(Task objective): Go through the listing below and show each line that has the word "reason".
** Opening Data shown block **
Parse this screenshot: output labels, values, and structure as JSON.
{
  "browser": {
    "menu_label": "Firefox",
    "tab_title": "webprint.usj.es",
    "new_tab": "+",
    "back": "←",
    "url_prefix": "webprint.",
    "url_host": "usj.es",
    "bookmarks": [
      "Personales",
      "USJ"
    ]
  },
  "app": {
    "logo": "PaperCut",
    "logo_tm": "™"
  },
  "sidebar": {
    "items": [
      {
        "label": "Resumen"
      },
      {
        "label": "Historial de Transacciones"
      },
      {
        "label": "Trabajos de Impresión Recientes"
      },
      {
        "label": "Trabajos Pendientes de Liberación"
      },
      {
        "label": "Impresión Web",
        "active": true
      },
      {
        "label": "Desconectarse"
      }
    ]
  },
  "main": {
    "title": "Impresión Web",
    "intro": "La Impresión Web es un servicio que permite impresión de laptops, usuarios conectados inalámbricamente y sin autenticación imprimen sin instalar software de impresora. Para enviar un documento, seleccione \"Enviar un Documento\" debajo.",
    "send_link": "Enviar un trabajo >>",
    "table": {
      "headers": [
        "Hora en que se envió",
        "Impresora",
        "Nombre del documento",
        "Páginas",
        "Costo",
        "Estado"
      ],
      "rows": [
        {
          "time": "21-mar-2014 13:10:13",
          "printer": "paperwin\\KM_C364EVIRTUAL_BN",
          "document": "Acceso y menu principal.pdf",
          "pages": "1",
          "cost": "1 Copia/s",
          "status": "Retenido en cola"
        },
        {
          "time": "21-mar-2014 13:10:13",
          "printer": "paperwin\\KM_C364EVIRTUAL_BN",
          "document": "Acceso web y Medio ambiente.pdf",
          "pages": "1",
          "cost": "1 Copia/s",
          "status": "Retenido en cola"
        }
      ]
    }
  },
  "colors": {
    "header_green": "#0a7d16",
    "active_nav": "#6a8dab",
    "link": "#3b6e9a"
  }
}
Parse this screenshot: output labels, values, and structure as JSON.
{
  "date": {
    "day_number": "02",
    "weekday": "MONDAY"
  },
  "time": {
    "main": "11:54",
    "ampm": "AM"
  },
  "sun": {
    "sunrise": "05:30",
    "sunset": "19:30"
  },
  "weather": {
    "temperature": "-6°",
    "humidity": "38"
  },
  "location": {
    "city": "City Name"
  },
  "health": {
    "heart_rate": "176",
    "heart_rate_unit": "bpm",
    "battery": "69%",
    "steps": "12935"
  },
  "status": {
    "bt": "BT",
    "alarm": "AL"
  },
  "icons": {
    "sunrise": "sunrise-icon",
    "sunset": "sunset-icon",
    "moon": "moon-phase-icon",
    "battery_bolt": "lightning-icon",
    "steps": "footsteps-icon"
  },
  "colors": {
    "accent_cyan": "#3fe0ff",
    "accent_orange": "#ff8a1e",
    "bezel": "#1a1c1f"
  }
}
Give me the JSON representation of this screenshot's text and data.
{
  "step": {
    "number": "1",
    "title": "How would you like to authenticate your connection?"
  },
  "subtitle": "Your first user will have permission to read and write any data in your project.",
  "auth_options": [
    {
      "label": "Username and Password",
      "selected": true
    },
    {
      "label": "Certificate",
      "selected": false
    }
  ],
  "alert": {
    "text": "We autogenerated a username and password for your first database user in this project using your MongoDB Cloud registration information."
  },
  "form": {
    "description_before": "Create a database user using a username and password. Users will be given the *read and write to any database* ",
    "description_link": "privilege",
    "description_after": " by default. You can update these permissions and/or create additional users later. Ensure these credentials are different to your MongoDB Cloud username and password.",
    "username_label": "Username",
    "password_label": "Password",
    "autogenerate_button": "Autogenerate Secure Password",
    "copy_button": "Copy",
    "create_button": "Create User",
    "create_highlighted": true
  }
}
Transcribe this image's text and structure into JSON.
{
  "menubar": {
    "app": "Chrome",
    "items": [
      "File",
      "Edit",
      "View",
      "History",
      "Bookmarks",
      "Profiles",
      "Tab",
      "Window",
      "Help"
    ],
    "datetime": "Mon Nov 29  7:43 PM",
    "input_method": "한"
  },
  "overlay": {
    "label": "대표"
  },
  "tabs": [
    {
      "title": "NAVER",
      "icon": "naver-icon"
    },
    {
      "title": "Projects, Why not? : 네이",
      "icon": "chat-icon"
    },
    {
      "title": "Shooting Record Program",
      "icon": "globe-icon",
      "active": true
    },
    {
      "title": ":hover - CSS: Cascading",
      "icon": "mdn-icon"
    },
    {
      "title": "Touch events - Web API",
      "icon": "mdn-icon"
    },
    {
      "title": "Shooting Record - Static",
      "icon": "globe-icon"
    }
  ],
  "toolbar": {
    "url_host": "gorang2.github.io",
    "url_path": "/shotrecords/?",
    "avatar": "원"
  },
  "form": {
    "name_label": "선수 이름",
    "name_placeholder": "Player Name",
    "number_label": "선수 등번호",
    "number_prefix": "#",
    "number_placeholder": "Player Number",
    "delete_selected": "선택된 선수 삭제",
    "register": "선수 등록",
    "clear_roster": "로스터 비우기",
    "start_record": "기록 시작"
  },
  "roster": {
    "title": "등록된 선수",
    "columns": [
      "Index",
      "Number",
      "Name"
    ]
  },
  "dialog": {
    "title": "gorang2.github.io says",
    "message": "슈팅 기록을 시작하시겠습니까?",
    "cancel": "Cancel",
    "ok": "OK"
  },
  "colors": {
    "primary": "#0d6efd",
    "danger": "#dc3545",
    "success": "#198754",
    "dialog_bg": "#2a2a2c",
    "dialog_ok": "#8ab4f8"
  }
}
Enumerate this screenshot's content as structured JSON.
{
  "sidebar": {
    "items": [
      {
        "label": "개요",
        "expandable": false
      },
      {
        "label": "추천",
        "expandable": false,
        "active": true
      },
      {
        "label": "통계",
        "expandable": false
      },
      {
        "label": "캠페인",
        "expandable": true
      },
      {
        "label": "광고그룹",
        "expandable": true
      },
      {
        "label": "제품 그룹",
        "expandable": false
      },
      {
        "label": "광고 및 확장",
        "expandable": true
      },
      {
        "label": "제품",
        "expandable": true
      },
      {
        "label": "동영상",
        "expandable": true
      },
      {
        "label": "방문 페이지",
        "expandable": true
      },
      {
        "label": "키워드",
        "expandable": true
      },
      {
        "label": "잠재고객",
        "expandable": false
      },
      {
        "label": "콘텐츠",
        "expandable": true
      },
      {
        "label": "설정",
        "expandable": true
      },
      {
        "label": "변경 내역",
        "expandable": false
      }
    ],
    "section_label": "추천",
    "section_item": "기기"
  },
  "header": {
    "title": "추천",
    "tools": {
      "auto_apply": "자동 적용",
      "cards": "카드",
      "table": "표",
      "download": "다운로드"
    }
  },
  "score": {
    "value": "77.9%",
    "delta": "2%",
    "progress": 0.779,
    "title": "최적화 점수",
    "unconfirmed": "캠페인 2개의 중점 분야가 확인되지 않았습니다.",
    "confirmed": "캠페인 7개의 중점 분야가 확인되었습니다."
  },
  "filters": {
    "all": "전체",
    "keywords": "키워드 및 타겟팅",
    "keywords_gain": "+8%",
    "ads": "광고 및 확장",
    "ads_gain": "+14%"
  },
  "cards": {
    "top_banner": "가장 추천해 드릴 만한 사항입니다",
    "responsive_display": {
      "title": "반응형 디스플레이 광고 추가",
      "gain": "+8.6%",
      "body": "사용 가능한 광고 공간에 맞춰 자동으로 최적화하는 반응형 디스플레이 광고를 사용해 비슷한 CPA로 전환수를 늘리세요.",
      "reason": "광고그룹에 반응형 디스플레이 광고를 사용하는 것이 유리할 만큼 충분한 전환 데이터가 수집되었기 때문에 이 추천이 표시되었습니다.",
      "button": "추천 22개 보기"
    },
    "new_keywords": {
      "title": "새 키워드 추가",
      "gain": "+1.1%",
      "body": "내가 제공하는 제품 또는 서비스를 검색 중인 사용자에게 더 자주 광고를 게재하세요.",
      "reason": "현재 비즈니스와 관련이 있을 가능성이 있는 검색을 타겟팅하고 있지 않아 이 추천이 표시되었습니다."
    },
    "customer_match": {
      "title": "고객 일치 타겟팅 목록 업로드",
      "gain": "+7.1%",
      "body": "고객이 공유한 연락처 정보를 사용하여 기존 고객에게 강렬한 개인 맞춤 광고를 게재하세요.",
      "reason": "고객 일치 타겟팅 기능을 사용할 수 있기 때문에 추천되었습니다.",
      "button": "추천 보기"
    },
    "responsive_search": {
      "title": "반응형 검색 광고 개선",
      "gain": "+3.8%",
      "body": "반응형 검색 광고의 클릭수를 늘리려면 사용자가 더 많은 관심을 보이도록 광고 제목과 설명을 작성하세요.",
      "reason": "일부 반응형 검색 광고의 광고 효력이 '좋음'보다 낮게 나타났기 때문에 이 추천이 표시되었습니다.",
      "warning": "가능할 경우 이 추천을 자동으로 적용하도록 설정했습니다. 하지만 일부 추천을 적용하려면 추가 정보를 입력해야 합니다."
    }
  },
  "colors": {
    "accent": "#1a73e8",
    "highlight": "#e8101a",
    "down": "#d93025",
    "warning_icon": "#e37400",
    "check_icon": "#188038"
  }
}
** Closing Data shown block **
(Exercise result):
      "reason": "광고그룹에 반응형 디스플레이 광고를 사용하는 것이 유리할 만큼 충분한 전환 데이터가 수집되었기 때문에 이 추천이 표시되었습니다.",
      "reason": "현재 비즈니스와 관련이 있을 가능성이 있는 검색을 타겟팅하고 있지 않아 이 추천이 표시되었습니다."
      "reason": "고객 일치 타겟팅 기능을 사용할 수 있기 때문에 추천되었습니다.",
      "reason": "일부 반응형 검색 광고의 광고 효력이 '좋음'보다 낮게 나타났기 때문에 이 추천이 표시되었습니다.",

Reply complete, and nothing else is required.